Rising Artist SATICA Explores Her Cultural & Generational Identity In ‘dear april, ily’

R&B, pop, hip-hop

Photo: Alex Oh

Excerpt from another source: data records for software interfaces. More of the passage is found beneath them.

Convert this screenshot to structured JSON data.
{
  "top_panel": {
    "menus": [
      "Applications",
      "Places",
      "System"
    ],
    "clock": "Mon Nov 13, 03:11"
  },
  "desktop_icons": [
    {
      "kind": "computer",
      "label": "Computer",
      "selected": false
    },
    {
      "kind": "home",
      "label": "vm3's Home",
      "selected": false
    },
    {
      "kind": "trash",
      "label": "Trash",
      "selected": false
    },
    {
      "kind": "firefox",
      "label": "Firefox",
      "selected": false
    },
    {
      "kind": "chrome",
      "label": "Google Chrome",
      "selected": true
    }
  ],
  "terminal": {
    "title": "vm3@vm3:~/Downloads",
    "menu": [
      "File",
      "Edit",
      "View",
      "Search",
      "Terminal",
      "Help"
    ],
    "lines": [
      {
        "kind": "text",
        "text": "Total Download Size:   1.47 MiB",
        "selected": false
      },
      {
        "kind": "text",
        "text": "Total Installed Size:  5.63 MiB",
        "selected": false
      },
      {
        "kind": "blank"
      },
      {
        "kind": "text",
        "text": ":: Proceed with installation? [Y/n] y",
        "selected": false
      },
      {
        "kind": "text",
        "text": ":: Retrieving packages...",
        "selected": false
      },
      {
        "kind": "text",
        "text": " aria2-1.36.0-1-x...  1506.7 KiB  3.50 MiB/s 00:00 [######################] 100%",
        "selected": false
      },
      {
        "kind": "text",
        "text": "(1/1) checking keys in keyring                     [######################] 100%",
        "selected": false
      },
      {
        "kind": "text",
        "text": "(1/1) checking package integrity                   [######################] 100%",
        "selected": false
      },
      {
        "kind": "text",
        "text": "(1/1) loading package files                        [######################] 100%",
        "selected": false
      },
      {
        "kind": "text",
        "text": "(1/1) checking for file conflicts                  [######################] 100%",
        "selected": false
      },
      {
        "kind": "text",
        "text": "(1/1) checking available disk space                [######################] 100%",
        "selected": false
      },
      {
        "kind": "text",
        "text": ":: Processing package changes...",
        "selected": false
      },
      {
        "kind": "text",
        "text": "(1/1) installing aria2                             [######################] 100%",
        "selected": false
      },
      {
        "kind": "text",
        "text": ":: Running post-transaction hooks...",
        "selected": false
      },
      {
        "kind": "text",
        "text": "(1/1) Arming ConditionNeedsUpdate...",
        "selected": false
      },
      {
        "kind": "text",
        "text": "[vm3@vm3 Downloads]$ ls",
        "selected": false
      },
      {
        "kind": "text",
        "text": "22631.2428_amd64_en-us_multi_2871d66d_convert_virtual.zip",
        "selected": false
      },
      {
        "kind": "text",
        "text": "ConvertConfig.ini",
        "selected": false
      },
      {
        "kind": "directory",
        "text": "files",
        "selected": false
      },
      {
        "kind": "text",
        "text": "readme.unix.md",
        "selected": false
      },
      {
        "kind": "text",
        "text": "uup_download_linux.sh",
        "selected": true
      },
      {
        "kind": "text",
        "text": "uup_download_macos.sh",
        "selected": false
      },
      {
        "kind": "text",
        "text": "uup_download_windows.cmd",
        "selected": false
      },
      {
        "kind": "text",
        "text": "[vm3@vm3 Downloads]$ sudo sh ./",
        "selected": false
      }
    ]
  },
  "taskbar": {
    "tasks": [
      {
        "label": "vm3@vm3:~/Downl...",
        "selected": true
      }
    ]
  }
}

LA-based artist SATICA offers a myriad of perspectives when it comes to being part of a young generation wo is navigating through the current political and social turmoil. She’s the daughter of a Cambodian immigrant who fled from the Khmer Rouge genocide and has been using music as a creative outlet for her own identity. Her latest EP dear april, ilyoffers her views on love, family roots, gun violence, and personal growth that feels familiar and novel to us. The opener, “who’s protecting me…? (love isn’t selfish),” taps into the dilemma of letting new people in whereas “Ode To LBC” dissects the heavy-hearted layers of letting someone go. In “Take A Walk,” SATICA decides to quid-pro-quo her ego for happiness whereas in “Son Of A Gun” the gal explores the controversial topic of fun violence. But the highlight of this EP is the final track “Check$” an ode to her mother who decided to risk everything for a better life in America. SATICA does not offer the filtered American Dream that we are used to – instead, the gal taps into issues of PTSD, mental illness and the emotional battles that her parents still had to face in a new country. Stream below:

Dear april, ilyis an insight on my perspective on love, where I’m from, my upbringing, as well as issues in our current events.  Every single song on this EP came from the heart and came to life with no other motive other than the need to express,” shared SATICA.

Co-produced with Mike Derenzo, Donyea G, Jordan Blackmon, and Moving Castle co-founder AObeats, dear april, ilyis SATICA’s second EP and is out now via Moving Castle. The title of the EP was largely influenced by her childhood nickname April (from Teenage Mutant Ninja Turtles), which her brother gave it to her. Shoutout to her bro.